### Data records for software interfaces
##########
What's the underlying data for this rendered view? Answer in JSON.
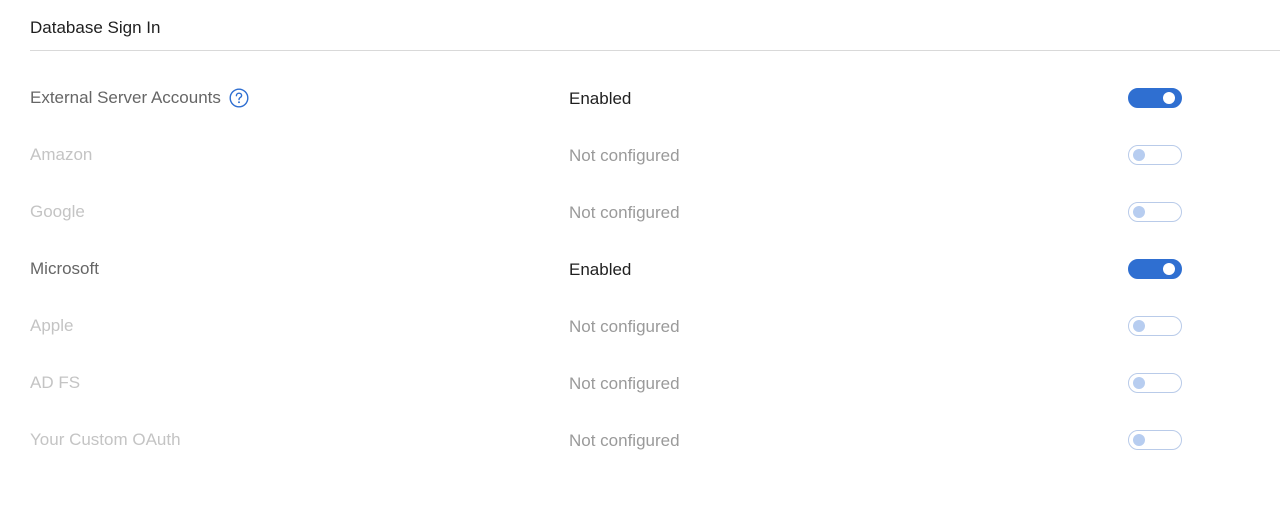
{
  "section": {
    "title": "Database Sign In"
  },
  "rows": [
    {
      "name": "External Server Accounts",
      "status": "Enabled",
      "enabled": true,
      "has_help": true
    },
    {
      "name": "Amazon",
      "status": "Not configured",
      "enabled": false
    },
    {
      "name": "Google",
      "status": "Not configured",
      "enabled": false
    },
    {
      "name": "Microsoft",
      "status": "Enabled",
      "enabled": true
    },
    {
      "name": "Apple",
      "status": "Not configured",
      "enabled": false
    },
    {
      "name": "AD FS",
      "status": "Not configured",
      "enabled": false
    },
    {
      "name": "Your Custom OAuth",
      "status": "Not configured",
      "enabled": false
    }
  ],
  "icons": {
    "help": "help-circle-icon"
  },
  "colors": {
    "accent": "#2f6fd1",
    "toggle_off_border": "#b9cbe9",
    "toggle_off_knob": "#b7cdf0",
    "text_primary": "#1f1f1f",
    "text_muted": "#666666",
    "text_disabled": "#c4c4c4",
    "status_disabled": "#9a9a9a",
    "divider": "#d9d9d9"
  }
}
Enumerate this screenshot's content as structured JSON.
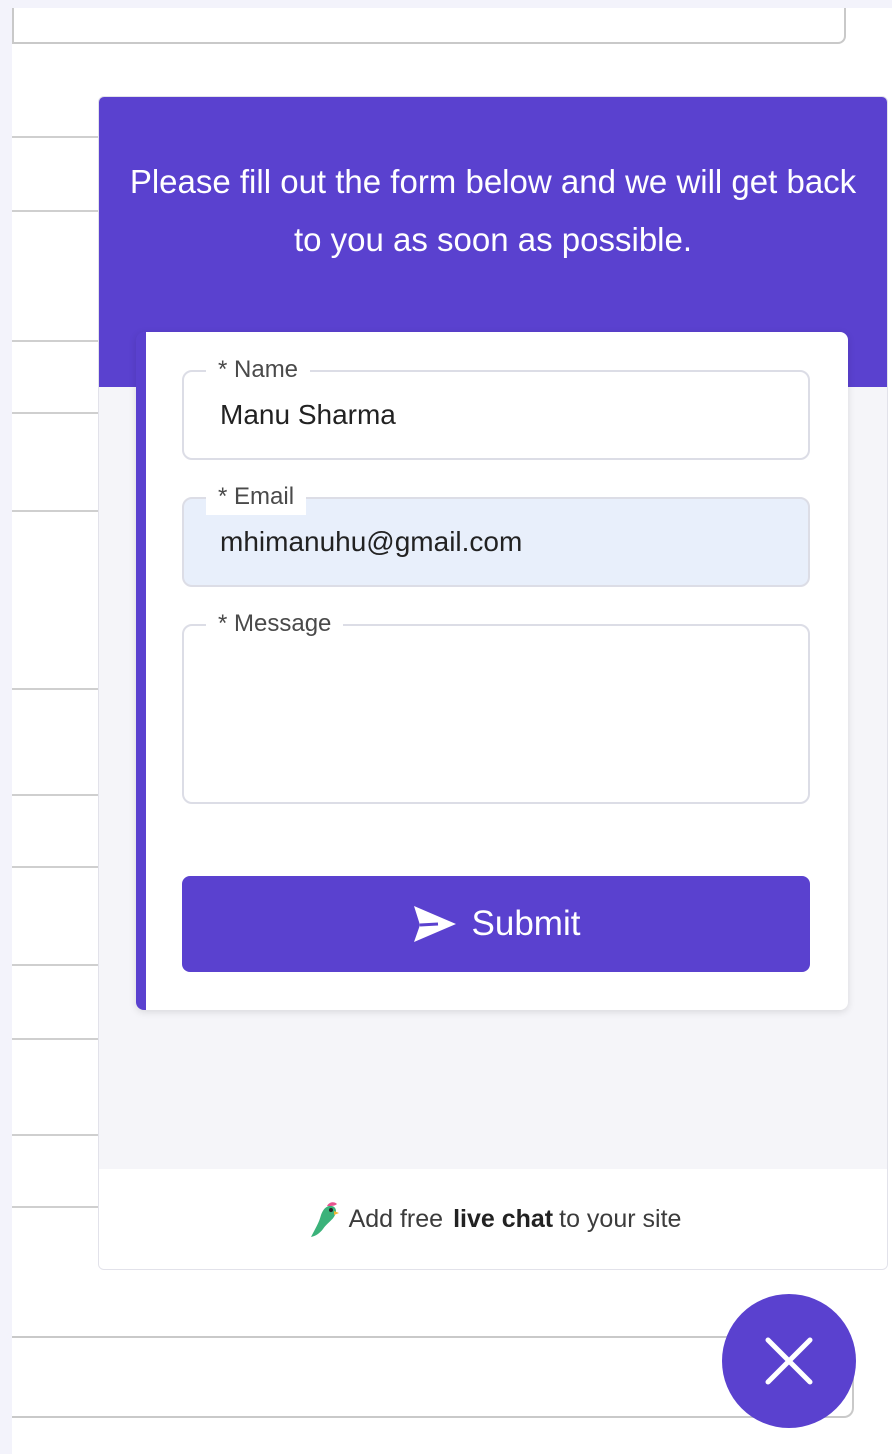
{
  "widget": {
    "header_text": "Please fill out the form below and we will get back to you as soon as possible.",
    "accent_color": "#5a41cf"
  },
  "form": {
    "name": {
      "label": "* Name",
      "value": "Manu Sharma"
    },
    "email": {
      "label": "* Email",
      "value": "mhimanuhu@gmail.com"
    },
    "message": {
      "label": "* Message",
      "value": ""
    },
    "submit": {
      "label": "Submit",
      "icon": "send-icon"
    }
  },
  "footer": {
    "prefix": "Add free",
    "bold": "live chat",
    "suffix": "to your site",
    "icon": "parrot-logo-icon"
  },
  "close_button": {
    "icon": "close-icon"
  }
}
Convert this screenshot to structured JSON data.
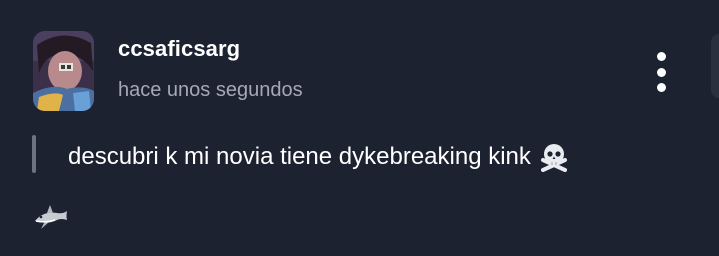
{
  "post": {
    "username": "ccsaficsarg",
    "timestamp": "hace unos segundos",
    "text": "descubri k mi novia tiene dykebreaking kink",
    "text_emoji": "skull-and-crossbones-icon",
    "footer_emoji": "shark-icon"
  },
  "icons": {
    "menu": "more-vertical-icon"
  },
  "colors": {
    "background": "#1c2230",
    "text_primary": "#ffffff",
    "text_secondary": "#a4a9b3",
    "quote_bar": "#6d7380"
  }
}
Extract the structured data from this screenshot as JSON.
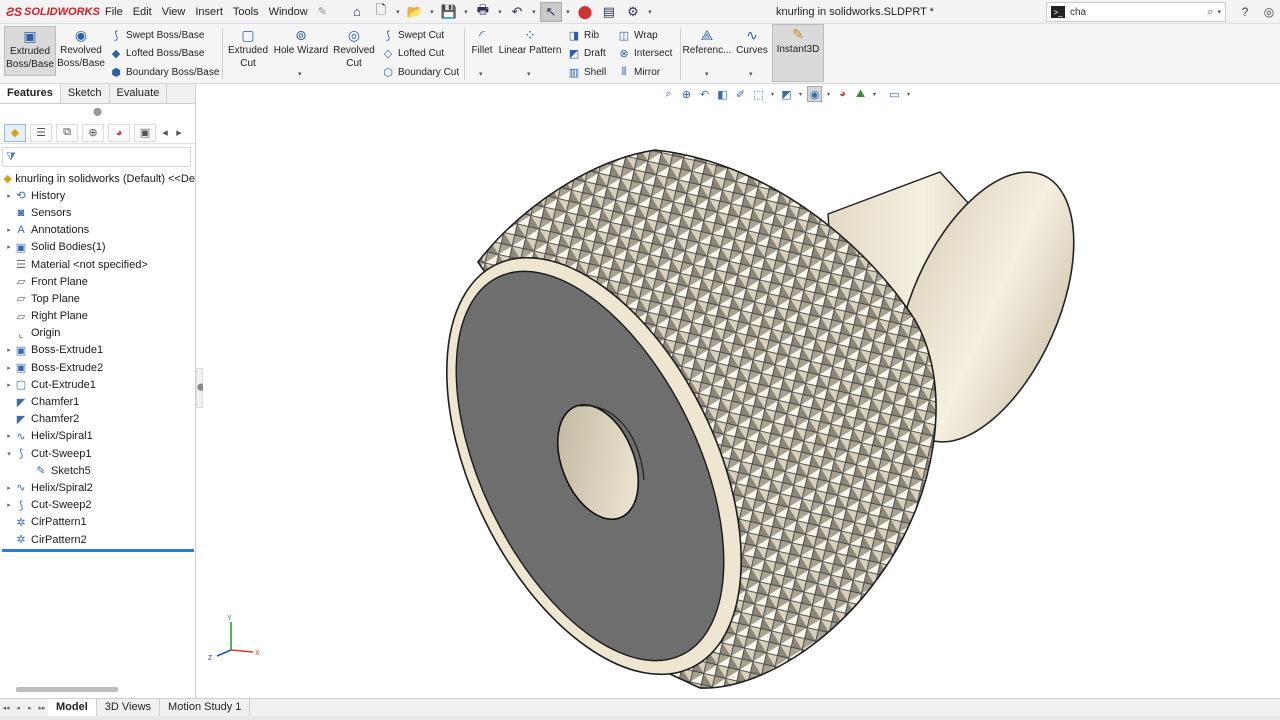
{
  "app": {
    "logo_text": "SOLIDWORKS",
    "document_title": "knurling in solidworks.SLDPRT *"
  },
  "menu": [
    "File",
    "Edit",
    "View",
    "Insert",
    "Tools",
    "Window"
  ],
  "search": {
    "value": "cha"
  },
  "ribbon": {
    "extruded_boss": "Extruded Boss/Base",
    "revolved_boss": "Revolved Boss/Base",
    "swept_boss": "Swept Boss/Base",
    "lofted_boss": "Lofted Boss/Base",
    "boundary_boss": "Boundary Boss/Base",
    "extruded_cut": "Extruded Cut",
    "hole_wizard": "Hole Wizard",
    "revolved_cut": "Revolved Cut",
    "swept_cut": "Swept Cut",
    "lofted_cut": "Lofted Cut",
    "boundary_cut": "Boundary Cut",
    "fillet": "Fillet",
    "linear_pattern": "Linear Pattern",
    "rib": "Rib",
    "draft": "Draft",
    "shell": "Shell",
    "wrap": "Wrap",
    "intersect": "Intersect",
    "mirror": "Mirror",
    "reference": "Referenc...",
    "curves": "Curves",
    "instant3d": "Instant3D"
  },
  "command_tabs": [
    "Features",
    "Sketch",
    "Evaluate"
  ],
  "tree": {
    "root": "knurling in solidworks (Default) <<De",
    "items": [
      {
        "label": "History",
        "expand": true,
        "icon": "history-icon"
      },
      {
        "label": "Sensors",
        "expand": false,
        "icon": "sensor-icon"
      },
      {
        "label": "Annotations",
        "expand": true,
        "icon": "annotation-icon"
      },
      {
        "label": "Solid Bodies(1)",
        "expand": true,
        "icon": "solid-body-icon"
      },
      {
        "label": "Material <not specified>",
        "expand": false,
        "icon": "material-icon"
      },
      {
        "label": "Front Plane",
        "expand": false,
        "icon": "plane-icon"
      },
      {
        "label": "Top Plane",
        "expand": false,
        "icon": "plane-icon"
      },
      {
        "label": "Right Plane",
        "expand": false,
        "icon": "plane-icon"
      },
      {
        "label": "Origin",
        "expand": false,
        "icon": "origin-icon"
      },
      {
        "label": "Boss-Extrude1",
        "expand": true,
        "icon": "extrude-icon"
      },
      {
        "label": "Boss-Extrude2",
        "expand": true,
        "icon": "extrude-icon"
      },
      {
        "label": "Cut-Extrude1",
        "expand": true,
        "icon": "cut-extrude-icon"
      },
      {
        "label": "Chamfer1",
        "expand": false,
        "icon": "chamfer-icon"
      },
      {
        "label": "Chamfer2",
        "expand": false,
        "icon": "chamfer-icon"
      },
      {
        "label": "Helix/Spiral1",
        "expand": true,
        "icon": "helix-icon"
      },
      {
        "label": "Cut-Sweep1",
        "expand": "open",
        "icon": "cut-sweep-icon"
      },
      {
        "label": "Sketch5",
        "expand": false,
        "icon": "sketch-icon",
        "child": true
      },
      {
        "label": "Helix/Spiral2",
        "expand": true,
        "icon": "helix-icon"
      },
      {
        "label": "Cut-Sweep2",
        "expand": true,
        "icon": "cut-sweep-icon"
      },
      {
        "label": "CirPattern1",
        "expand": false,
        "icon": "circular-pattern-icon"
      },
      {
        "label": "CirPattern2",
        "expand": false,
        "icon": "circular-pattern-icon"
      }
    ]
  },
  "triad": {
    "y": "Y",
    "x": "X",
    "z": "Z"
  },
  "bottom_tabs": [
    "Model",
    "3D Views",
    "Motion Study 1"
  ],
  "colors": {
    "accent": "#2f7bd1",
    "brand": "#d51f26",
    "part_body": "#efe6d2",
    "part_face": "#6e6e6e"
  }
}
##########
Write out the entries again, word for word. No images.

What's the underlying data for this rendered view? Answer in JSON.
{
  "section": {
    "title": "Database Sign In"
  },
  "rows": [
    {
      "name": "External Server Accounts",
      "status": "Enabled",
      "enabled": true,
      "has_help": true
    },
    {
      "name": "Amazon",
      "status": "Not configured",
      "enabled": false
    },
    {
      "name": "Google",
      "status": "Not configured",
      "enabled": false
    },
    {
      "name": "Microsoft",
      "status": "Enabled",
      "enabled": true
    },
    {
      "name": "Apple",
      "status": "Not configured",
      "enabled": false
    },
    {
      "name": "AD FS",
      "status": "Not configured",
      "enabled": false
    },
    {
      "name": "Your Custom OAuth",
      "status": "Not configured",
      "enabled": false
    }
  ],
  "icons": {
    "help": "help-circle-icon"
  },
  "colors": {
    "accent": "#2f6fd1",
    "toggle_off_border": "#b9cbe9",
    "toggle_off_knob": "#b7cdf0",
    "text_primary": "#1f1f1f",
    "text_muted": "#666666",
    "text_disabled": "#c4c4c4",
    "status_disabled": "#9a9a9a",
    "divider": "#d9d9d9"
  }
}
Enumerate this screenshot's content as structured JSON.
{
  "widget": {
    "header_text": "Please fill out the form below and we will get back to you as soon as possible.",
    "accent_color": "#5a41cf"
  },
  "form": {
    "name": {
      "label": "* Name",
      "value": "Manu Sharma"
    },
    "email": {
      "label": "* Email",
      "value": "mhimanuhu@gmail.com"
    },
    "message": {
      "label": "* Message",
      "value": ""
    },
    "submit": {
      "label": "Submit",
      "icon": "send-icon"
    }
  },
  "footer": {
    "prefix": "Add free",
    "bold": "live chat",
    "suffix": "to your site",
    "icon": "parrot-logo-icon"
  },
  "close_button": {
    "icon": "close-icon"
  }
}
Convert this screenshot to structured JSON data.
{
  "post": {
    "username": "ccsaficsarg",
    "timestamp": "hace unos segundos",
    "text": "descubri k mi novia tiene dykebreaking kink",
    "text_emoji": "skull-and-crossbones-icon",
    "footer_emoji": "shark-icon"
  },
  "icons": {
    "menu": "more-vertical-icon"
  },
  "colors": {
    "background": "#1c2230",
    "text_primary": "#ffffff",
    "text_secondary": "#a4a9b3",
    "quote_bar": "#6d7380"
  }
}
Extract the structured data from this screenshot as JSON.
{
  "app": {
    "logo_text": "SOLIDWORKS",
    "document_title": "knurling in solidworks.SLDPRT *"
  },
  "menu": [
    "File",
    "Edit",
    "View",
    "Insert",
    "Tools",
    "Window"
  ],
  "search": {
    "value": "cha"
  },
  "ribbon": {
    "extruded_boss": "Extruded Boss/Base",
    "revolved_boss": "Revolved Boss/Base",
    "swept_boss": "Swept Boss/Base",
    "lofted_boss": "Lofted Boss/Base",
    "boundary_boss": "Boundary Boss/Base",
    "extruded_cut": "Extruded Cut",
    "hole_wizard": "Hole Wizard",
    "revolved_cut": "Revolved Cut",
    "swept_cut": "Swept Cut",
    "lofted_cut": "Lofted Cut",
    "boundary_cut": "Boundary Cut",
    "fillet": "Fillet",
    "linear_pattern": "Linear Pattern",
    "rib": "Rib",
    "draft": "Draft",
    "shell": "Shell",
    "wrap": "Wrap",
    "intersect": "Intersect",
    "mirror": "Mirror",
    "reference": "Referenc...",
    "curves": "Curves",
    "instant3d": "Instant3D"
  },
  "command_tabs": [
    "Features",
    "Sketch",
    "Evaluate"
  ],
  "tree": {
    "root": "knurling in solidworks (Default) <<De",
    "items": [
      {
        "label": "History",
        "expand": true,
        "icon": "history-icon"
      },
      {
        "label": "Sensors",
        "expand": false,
        "icon": "sensor-icon"
      },
      {
        "label": "Annotations",
        "expand": true,
        "icon": "annotation-icon"
      },
      {
        "label": "Solid Bodies(1)",
        "expand": true,
        "icon": "solid-body-icon"
      },
      {
        "label": "Material <not specified>",
        "expand": false,
        "icon": "material-icon"
      },
      {
        "label": "Front Plane",
        "expand": false,
        "icon": "plane-icon"
      },
      {
        "label": "Top Plane",
        "expand": false,
        "icon": "plane-icon"
      },
      {
        "label": "Right Plane",
        "expand": false,
        "icon": "plane-icon"
      },
      {
        "label": "Origin",
        "expand": false,
        "icon": "origin-icon"
      },
      {
        "label": "Boss-Extrude1",
        "expand": true,
        "icon": "extrude-icon"
      },
      {
        "label": "Boss-Extrude2",
        "expand": true,
        "icon": "extrude-icon"
      },
      {
        "label": "Cut-Extrude1",
        "expand": true,
        "icon": "cut-extrude-icon"
      },
      {
        "label": "Chamfer1",
        "expand": false,
        "icon": "chamfer-icon"
      },
      {
        "label": "Chamfer2",
        "expand": false,
        "icon": "chamfer-icon"
      },
      {
        "label": "Helix/Spiral1",
        "expand": true,
        "icon": "helix-icon"
      },
      {
        "label": "Cut-Sweep1",
        "expand": "open",
        "icon": "cut-sweep-icon"
      },
      {
        "label": "Sketch5",
        "expand": false,
        "icon": "sketch-icon",
        "child": true
      },
      {
        "label": "Helix/Spiral2",
        "expand": true,
        "icon": "helix-icon"
      },
      {
        "label": "Cut-Sweep2",
        "expand": true,
        "icon": "cut-sweep-icon"
      },
      {
        "label": "CirPattern1",
        "expand": false,
        "icon": "circular-pattern-icon"
      },
      {
        "label": "CirPattern2",
        "expand": false,
        "icon": "circular-pattern-icon"
      }
    ]
  },
  "triad": {
    "y": "Y",
    "x": "X",
    "z": "Z"
  },
  "bottom_tabs": [
    "Model",
    "3D Views",
    "Motion Study 1"
  ],
  "colors": {
    "accent": "#2f7bd1",
    "brand": "#d51f26",
    "part_body": "#efe6d2",
    "part_face": "#6e6e6e"
  }
}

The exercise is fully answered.